[Shafak] is drawn to people at the margins and writes with immense compassion about those too damaged, defiant or different to fit in... The novel is no masterpiece — its prose can feel functional and is sometimes too emphatic — but the story Shafak weaves is deeply moving. And it can often be surprisingly upbeat, as Leila, an outcast herself, assembles around her a merry band of misfits who love her better than her blood family ever could. The result is imaginative and admirably tight, a novel that paints a memorable and nuanced picture of life on the fringes of Turkish society.
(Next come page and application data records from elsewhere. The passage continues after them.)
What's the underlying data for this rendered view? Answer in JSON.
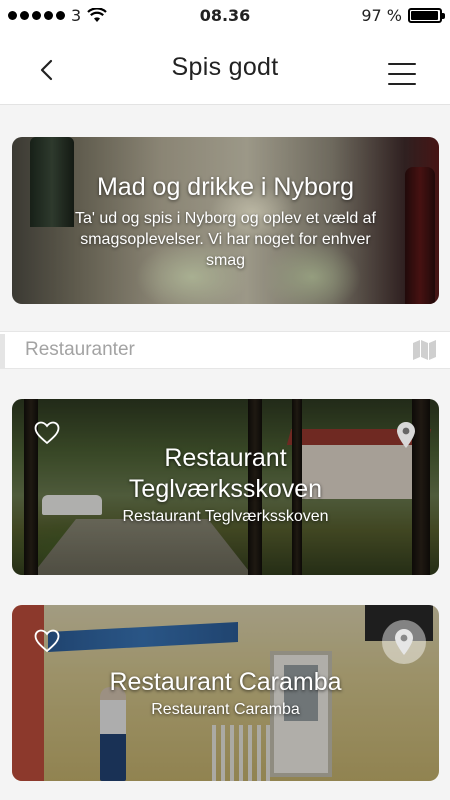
{
  "status_bar": {
    "carrier": "3",
    "time": "08.36",
    "battery_text": "97 %",
    "battery_level": 0.97
  },
  "nav": {
    "title": "Spis godt",
    "back_icon": "chevron-left-icon",
    "menu_icon": "hamburger-menu-icon"
  },
  "hero": {
    "title": "Mad og drikke i Nyborg",
    "description": "Ta' ud og spis i Nyborg og oplev et væld af smagsoplevelser. Vi har noget for enhver smag"
  },
  "section": {
    "title": "Restauranter",
    "icon": "map-icon"
  },
  "restaurants": [
    {
      "name": "Restaurant Teglværksskoven",
      "subtitle": "Restaurant Teglværksskoven",
      "favorite_icon": "heart-icon",
      "location_icon": "map-pin-icon"
    },
    {
      "name": "Restaurant Caramba",
      "subtitle": "Restaurant Caramba",
      "favorite_icon": "heart-icon",
      "location_icon": "map-pin-icon"
    }
  ],
  "colors": {
    "background": "#f4f4f4",
    "header_bg": "#ffffff",
    "section_text": "#a3a3a3",
    "overlay_text": "#ffffff"
  }
}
The novels of the Turkish writer Elif Shafak are so beguiling that it’s easy to forget she is a serious activist and academic. Yet beneath the lush scene-setting and romantic storytelling, her bestselling tales about modern Turkey and Islam (The Bastard of Istanbul; The Forty Rules of Love) are strident calls to challenge fundamentalism and misogyny in the Middle East... There is so much beauty in this book: the value of the “chosen family” to marginalised individuals; Istanbul itself, that “liquid city”; the grace of a Muslim father who would never strike his daughter, however much he feared her choices. And there’s wisdom too, courtesy of Leila’s fabulous trans friend Nalan: “No one should try to philosophise on the nature of humanity until they have worked in a public toilet for a couple of weeks.” Thanks to Shafak, the voices of women like Nalan and Leila will no longer be silenced.
Turkey’s most widely read female novelist, her latest work written in English, 10 Minutes and 38 Seconds in This Strange World, is everything we have come to expect from Shafak. Here is not only that exquisite compassion and trademark humanity but also a vibrant evocation of a hidden Istanbul in the middle of the 20th century; touching, idiosyncratic friendships and the complex inner lives of the female characters for which she has long been known... This is a novel that gives voice to the invisible, the untouchable, the abused and the damaged, weaving their painful songs into a thing of beauty.